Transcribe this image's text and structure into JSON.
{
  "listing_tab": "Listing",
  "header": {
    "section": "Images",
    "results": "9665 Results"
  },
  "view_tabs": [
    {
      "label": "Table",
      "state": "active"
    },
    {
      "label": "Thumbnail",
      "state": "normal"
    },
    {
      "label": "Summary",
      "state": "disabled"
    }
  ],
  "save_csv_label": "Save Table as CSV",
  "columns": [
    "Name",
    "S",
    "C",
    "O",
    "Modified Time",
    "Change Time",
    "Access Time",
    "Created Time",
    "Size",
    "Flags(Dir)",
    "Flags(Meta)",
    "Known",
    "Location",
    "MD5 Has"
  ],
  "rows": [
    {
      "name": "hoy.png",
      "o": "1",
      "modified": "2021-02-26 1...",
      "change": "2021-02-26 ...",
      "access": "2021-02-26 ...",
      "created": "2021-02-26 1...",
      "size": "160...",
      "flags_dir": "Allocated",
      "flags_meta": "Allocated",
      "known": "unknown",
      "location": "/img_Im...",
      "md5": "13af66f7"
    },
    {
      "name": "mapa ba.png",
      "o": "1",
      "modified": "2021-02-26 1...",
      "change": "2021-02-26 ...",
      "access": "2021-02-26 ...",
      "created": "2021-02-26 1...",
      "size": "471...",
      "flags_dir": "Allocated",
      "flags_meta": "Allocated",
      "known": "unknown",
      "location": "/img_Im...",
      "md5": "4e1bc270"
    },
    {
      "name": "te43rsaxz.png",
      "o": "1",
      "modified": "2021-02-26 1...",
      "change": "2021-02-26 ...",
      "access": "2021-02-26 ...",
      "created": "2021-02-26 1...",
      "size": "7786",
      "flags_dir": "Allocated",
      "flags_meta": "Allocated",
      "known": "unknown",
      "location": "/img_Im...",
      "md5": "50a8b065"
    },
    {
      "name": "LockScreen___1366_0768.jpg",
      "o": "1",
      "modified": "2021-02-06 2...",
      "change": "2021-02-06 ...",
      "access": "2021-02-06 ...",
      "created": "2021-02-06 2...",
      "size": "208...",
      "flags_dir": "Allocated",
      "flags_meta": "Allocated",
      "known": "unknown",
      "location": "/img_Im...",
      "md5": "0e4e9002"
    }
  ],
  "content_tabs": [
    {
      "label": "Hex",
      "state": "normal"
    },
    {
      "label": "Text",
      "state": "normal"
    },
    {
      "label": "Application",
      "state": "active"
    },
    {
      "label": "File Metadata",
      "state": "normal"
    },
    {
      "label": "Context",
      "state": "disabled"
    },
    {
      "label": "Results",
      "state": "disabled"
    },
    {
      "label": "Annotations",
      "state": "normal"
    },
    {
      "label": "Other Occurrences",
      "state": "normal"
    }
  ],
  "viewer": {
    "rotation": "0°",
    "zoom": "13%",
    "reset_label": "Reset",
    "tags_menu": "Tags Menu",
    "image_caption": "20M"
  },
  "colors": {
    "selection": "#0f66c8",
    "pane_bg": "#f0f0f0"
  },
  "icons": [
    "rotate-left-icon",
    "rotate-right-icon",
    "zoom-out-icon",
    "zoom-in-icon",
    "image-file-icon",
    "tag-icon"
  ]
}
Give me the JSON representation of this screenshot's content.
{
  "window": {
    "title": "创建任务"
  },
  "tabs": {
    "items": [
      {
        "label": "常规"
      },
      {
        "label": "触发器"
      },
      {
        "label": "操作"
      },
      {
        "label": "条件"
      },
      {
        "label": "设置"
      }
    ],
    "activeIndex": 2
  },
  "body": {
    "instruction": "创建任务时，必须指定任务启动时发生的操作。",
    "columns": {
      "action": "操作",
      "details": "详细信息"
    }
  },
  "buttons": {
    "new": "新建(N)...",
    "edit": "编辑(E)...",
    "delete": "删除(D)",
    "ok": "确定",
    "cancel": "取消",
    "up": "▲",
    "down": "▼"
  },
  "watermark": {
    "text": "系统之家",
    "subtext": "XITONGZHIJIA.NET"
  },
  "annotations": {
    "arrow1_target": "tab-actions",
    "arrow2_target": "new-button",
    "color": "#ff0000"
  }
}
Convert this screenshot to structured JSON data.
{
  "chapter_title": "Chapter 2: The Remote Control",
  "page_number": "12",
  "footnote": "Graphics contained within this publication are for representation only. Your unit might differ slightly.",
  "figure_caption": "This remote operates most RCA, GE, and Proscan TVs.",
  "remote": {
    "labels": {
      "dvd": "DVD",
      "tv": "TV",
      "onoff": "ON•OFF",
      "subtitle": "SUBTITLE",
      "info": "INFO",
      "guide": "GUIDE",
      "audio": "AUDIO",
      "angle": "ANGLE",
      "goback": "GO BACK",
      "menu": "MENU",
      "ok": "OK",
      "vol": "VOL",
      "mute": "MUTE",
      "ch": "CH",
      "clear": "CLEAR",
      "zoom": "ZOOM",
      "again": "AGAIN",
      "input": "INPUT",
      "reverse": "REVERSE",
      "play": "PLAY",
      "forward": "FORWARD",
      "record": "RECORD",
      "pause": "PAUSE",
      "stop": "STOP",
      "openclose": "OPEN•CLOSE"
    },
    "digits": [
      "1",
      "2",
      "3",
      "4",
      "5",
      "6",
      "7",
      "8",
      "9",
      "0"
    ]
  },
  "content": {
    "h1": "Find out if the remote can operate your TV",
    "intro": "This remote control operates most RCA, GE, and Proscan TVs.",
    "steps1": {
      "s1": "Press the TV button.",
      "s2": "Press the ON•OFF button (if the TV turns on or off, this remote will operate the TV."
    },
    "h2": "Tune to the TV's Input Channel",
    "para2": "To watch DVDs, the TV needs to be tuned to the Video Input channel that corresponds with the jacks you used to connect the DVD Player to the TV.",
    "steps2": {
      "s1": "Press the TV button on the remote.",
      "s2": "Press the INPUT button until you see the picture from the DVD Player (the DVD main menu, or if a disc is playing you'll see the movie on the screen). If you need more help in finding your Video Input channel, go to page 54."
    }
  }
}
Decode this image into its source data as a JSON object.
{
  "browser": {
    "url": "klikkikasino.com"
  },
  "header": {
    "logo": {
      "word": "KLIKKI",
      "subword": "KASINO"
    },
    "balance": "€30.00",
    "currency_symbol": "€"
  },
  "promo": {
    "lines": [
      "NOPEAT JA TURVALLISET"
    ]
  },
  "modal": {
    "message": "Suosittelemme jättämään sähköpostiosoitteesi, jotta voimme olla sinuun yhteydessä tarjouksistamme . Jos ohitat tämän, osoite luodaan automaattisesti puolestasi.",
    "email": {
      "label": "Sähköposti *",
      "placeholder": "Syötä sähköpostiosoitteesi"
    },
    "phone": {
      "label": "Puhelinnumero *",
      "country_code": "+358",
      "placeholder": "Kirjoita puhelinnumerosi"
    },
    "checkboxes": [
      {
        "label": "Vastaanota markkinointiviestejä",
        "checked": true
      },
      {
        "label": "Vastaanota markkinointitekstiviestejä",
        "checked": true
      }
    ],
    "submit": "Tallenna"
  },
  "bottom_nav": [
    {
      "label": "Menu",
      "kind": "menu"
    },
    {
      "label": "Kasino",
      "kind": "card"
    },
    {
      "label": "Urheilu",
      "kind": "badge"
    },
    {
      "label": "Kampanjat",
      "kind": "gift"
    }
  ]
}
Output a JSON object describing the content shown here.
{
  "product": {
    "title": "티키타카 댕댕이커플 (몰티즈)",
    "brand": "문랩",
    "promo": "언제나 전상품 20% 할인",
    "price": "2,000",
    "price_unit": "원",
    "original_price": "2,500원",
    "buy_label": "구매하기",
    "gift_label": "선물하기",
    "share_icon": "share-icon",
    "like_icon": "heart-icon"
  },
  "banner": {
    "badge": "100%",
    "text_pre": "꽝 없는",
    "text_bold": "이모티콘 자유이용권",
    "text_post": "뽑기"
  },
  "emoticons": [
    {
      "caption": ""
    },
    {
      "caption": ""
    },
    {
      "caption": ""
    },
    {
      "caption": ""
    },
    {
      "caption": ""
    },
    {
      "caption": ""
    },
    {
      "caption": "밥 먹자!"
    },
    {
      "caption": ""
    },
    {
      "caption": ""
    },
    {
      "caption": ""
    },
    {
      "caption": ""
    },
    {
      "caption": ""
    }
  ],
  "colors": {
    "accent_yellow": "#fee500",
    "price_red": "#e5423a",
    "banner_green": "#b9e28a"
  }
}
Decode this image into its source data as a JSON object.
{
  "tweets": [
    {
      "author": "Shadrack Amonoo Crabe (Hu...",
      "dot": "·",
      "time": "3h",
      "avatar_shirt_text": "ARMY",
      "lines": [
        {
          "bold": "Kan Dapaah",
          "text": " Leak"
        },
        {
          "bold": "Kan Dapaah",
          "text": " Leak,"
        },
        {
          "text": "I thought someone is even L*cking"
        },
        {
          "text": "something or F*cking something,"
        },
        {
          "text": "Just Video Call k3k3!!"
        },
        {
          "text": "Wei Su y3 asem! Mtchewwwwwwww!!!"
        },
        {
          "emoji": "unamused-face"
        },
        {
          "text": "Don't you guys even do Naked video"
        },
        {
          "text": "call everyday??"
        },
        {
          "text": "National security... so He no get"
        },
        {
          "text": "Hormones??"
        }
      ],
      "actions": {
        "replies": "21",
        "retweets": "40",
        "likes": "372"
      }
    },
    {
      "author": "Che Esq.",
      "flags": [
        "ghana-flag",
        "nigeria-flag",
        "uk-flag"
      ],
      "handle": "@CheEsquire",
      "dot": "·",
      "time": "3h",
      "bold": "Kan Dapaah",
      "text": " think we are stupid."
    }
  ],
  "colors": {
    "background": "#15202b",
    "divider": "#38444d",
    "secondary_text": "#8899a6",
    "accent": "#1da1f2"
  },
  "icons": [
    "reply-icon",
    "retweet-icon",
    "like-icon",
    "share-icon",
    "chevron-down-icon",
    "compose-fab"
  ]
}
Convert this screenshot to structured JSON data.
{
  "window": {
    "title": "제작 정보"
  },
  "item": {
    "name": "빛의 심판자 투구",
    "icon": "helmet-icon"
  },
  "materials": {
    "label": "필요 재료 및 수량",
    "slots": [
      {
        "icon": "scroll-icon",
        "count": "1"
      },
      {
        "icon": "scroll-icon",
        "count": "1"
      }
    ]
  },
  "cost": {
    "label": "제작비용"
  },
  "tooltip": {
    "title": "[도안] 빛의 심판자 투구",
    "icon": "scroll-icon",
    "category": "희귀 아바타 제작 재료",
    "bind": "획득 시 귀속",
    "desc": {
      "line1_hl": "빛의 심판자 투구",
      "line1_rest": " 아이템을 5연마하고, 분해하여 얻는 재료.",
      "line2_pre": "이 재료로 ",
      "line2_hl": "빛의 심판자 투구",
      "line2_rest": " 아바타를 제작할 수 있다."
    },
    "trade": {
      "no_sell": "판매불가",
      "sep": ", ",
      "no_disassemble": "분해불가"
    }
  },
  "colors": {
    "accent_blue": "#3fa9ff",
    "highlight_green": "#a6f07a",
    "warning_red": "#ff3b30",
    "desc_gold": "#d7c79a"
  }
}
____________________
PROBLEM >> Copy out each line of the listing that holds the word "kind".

ANSWER TO THIS TASK >>
      "kind": "menu"
      "kind": "card"
      "kind": "badge"
      "kind": "gift"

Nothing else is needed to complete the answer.